▸ **PROVIDED DATA**:
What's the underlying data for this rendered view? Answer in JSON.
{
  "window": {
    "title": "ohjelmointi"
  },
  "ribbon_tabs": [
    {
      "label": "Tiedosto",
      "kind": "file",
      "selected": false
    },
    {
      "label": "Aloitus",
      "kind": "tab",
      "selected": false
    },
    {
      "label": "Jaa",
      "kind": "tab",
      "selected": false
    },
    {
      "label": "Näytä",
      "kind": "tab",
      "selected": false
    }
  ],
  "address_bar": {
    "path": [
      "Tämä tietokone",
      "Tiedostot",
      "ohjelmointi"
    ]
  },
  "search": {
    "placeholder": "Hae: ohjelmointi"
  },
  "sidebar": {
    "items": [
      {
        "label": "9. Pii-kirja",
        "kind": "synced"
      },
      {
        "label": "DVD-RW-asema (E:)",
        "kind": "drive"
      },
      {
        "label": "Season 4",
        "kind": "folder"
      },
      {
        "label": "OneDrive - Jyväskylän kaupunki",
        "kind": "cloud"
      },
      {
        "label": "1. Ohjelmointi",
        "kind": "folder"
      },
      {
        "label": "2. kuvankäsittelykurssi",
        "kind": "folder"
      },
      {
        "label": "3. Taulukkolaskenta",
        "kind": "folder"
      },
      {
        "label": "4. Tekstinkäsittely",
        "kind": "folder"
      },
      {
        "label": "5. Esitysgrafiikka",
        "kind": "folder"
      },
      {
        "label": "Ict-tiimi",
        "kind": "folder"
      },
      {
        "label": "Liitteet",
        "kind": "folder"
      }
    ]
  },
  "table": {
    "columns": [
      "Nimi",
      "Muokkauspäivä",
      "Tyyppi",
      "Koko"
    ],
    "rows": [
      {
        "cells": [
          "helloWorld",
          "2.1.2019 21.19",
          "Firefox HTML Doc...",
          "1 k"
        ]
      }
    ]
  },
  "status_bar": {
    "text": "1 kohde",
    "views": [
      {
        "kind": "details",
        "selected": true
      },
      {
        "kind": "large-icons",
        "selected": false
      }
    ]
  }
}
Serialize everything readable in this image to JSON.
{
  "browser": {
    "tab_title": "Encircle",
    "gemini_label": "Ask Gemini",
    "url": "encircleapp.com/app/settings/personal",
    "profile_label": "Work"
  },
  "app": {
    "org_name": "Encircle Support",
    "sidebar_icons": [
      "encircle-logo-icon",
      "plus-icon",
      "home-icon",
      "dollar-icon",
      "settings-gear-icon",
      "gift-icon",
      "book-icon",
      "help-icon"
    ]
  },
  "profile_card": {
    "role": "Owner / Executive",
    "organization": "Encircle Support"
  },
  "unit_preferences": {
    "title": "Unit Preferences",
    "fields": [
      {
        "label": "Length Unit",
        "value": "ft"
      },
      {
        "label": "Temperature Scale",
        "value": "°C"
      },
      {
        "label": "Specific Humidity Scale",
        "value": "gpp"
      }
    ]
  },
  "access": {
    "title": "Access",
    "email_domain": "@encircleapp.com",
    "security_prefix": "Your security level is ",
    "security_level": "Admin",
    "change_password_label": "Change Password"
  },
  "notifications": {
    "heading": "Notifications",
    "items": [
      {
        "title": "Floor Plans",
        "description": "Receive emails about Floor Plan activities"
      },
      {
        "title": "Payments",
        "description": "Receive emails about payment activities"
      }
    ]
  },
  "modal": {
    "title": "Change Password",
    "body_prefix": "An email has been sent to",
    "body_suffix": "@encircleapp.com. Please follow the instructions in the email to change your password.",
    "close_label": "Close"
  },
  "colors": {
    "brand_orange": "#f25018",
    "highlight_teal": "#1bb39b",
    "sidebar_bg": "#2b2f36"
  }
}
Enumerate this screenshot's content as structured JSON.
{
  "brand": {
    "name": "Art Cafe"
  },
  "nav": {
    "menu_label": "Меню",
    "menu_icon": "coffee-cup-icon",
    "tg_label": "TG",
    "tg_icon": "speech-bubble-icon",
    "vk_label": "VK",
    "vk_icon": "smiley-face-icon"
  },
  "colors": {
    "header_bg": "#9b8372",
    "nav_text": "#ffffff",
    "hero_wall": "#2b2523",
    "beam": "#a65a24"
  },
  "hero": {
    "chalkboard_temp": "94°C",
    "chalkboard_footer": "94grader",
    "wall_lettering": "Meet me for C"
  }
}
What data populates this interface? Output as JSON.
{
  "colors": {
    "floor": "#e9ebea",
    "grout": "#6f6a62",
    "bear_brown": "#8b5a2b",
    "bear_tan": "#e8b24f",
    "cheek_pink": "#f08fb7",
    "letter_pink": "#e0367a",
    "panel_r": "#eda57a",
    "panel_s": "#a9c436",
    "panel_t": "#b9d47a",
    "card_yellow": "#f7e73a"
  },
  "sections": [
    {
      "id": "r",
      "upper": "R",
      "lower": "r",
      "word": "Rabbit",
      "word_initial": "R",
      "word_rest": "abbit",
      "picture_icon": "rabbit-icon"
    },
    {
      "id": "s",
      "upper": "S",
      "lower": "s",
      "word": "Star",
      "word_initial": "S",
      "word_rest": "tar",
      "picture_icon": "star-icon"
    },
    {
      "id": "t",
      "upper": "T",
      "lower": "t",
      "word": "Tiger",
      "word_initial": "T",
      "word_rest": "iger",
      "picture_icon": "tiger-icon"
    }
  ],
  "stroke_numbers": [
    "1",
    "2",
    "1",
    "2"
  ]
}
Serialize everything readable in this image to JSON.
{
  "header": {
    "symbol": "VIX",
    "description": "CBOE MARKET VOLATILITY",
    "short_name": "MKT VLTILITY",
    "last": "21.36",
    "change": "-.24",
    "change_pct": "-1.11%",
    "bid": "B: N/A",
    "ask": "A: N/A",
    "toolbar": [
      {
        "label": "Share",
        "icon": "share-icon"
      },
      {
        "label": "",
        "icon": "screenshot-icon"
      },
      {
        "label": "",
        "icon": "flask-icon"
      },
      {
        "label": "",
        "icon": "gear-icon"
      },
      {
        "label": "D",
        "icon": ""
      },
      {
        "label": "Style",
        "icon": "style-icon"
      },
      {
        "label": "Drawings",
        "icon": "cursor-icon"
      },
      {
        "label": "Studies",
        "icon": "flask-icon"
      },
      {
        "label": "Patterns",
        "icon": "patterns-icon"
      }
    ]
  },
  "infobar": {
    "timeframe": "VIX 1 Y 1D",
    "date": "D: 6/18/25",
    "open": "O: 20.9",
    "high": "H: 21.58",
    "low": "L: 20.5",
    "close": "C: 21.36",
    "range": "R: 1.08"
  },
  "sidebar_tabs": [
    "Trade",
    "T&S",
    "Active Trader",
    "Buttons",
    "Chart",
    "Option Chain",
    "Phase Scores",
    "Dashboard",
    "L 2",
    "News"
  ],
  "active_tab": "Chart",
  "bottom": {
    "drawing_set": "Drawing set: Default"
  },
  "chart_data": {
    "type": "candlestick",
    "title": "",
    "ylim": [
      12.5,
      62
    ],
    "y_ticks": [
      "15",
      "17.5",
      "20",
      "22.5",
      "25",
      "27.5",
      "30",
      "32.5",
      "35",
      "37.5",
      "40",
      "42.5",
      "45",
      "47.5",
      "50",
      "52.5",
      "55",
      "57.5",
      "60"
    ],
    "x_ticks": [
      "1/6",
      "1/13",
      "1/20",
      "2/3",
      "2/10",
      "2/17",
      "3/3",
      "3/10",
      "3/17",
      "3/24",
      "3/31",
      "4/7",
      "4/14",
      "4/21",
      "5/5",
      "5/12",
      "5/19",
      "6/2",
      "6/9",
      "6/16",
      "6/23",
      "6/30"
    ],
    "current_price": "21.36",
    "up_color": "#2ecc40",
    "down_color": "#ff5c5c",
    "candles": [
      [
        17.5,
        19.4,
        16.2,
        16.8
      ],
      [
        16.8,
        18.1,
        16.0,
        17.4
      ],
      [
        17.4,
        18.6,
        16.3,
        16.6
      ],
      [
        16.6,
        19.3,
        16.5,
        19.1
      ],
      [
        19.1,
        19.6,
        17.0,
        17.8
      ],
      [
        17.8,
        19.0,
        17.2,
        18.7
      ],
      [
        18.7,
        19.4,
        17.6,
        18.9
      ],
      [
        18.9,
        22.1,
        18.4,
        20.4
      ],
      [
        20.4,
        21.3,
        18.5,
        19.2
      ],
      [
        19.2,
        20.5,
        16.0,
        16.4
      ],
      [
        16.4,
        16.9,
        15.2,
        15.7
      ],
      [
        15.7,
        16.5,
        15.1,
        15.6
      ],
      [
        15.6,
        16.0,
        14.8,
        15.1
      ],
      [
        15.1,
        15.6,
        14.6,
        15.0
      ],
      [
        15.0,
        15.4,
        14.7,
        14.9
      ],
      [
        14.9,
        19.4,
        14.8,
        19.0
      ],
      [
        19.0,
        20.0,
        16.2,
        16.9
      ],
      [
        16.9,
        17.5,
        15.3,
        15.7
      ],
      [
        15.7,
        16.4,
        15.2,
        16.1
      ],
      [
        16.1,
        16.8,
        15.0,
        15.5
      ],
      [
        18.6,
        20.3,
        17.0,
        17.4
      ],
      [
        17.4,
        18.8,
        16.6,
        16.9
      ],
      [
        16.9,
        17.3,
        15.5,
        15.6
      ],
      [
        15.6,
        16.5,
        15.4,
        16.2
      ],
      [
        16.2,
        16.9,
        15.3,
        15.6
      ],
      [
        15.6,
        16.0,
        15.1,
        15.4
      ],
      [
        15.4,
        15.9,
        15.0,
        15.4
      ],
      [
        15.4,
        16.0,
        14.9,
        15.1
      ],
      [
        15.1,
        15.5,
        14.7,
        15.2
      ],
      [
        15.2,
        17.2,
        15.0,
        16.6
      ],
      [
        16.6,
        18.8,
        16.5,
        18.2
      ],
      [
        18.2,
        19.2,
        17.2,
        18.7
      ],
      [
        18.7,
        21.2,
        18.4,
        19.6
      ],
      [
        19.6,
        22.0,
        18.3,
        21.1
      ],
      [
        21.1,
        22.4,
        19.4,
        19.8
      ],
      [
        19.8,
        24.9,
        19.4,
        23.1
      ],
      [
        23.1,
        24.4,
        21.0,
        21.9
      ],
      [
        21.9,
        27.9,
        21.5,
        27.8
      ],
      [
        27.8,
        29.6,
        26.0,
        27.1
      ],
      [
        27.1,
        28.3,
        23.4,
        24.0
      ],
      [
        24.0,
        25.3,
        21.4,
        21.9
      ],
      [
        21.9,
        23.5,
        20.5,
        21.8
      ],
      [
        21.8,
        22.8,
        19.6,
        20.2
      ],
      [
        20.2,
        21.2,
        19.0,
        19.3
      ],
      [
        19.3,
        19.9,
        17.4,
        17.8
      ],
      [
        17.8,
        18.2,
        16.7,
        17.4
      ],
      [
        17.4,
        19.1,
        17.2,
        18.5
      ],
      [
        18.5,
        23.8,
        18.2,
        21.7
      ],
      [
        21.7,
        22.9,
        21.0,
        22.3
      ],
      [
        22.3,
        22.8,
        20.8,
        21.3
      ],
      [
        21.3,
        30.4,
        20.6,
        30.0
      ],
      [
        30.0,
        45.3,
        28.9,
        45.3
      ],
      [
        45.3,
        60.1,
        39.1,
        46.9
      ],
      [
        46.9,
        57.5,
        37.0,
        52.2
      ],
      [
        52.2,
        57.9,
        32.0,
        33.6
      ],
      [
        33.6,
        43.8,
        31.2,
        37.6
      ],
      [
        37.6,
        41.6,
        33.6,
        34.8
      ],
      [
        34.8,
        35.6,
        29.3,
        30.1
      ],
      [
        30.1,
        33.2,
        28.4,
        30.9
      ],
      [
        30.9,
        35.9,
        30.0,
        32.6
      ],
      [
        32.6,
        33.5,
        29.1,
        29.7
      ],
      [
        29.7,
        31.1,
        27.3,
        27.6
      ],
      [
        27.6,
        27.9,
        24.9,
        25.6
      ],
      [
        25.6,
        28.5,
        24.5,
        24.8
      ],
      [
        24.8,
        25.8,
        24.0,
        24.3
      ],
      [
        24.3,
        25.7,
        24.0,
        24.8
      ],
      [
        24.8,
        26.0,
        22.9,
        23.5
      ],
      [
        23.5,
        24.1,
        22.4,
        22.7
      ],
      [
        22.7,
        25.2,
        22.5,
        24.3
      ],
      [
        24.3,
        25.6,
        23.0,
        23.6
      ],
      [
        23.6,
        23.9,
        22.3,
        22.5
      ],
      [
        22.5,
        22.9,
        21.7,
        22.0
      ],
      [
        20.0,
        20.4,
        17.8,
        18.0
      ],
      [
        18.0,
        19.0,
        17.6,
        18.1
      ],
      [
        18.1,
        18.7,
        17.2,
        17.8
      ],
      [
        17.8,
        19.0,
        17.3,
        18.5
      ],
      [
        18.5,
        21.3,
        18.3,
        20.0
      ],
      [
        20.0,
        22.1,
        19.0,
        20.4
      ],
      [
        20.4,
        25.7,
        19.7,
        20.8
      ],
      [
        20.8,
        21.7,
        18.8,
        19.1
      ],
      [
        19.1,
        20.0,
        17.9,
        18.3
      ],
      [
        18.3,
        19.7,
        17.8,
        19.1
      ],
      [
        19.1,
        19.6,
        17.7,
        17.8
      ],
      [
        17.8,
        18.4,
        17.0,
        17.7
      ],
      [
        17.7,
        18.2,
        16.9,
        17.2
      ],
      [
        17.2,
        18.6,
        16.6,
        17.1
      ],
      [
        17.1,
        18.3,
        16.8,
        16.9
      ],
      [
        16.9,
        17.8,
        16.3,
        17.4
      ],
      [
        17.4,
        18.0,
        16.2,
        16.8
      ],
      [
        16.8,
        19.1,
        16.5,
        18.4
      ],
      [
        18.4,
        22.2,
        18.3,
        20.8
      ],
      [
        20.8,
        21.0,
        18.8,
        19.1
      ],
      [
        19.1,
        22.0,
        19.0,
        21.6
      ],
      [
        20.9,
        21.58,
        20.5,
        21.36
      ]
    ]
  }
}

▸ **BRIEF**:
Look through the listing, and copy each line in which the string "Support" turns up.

▸ **RESPONSE TO THE EXERCISE**:
    "org_name": "Encircle Support",
    "organization": "Encircle Support"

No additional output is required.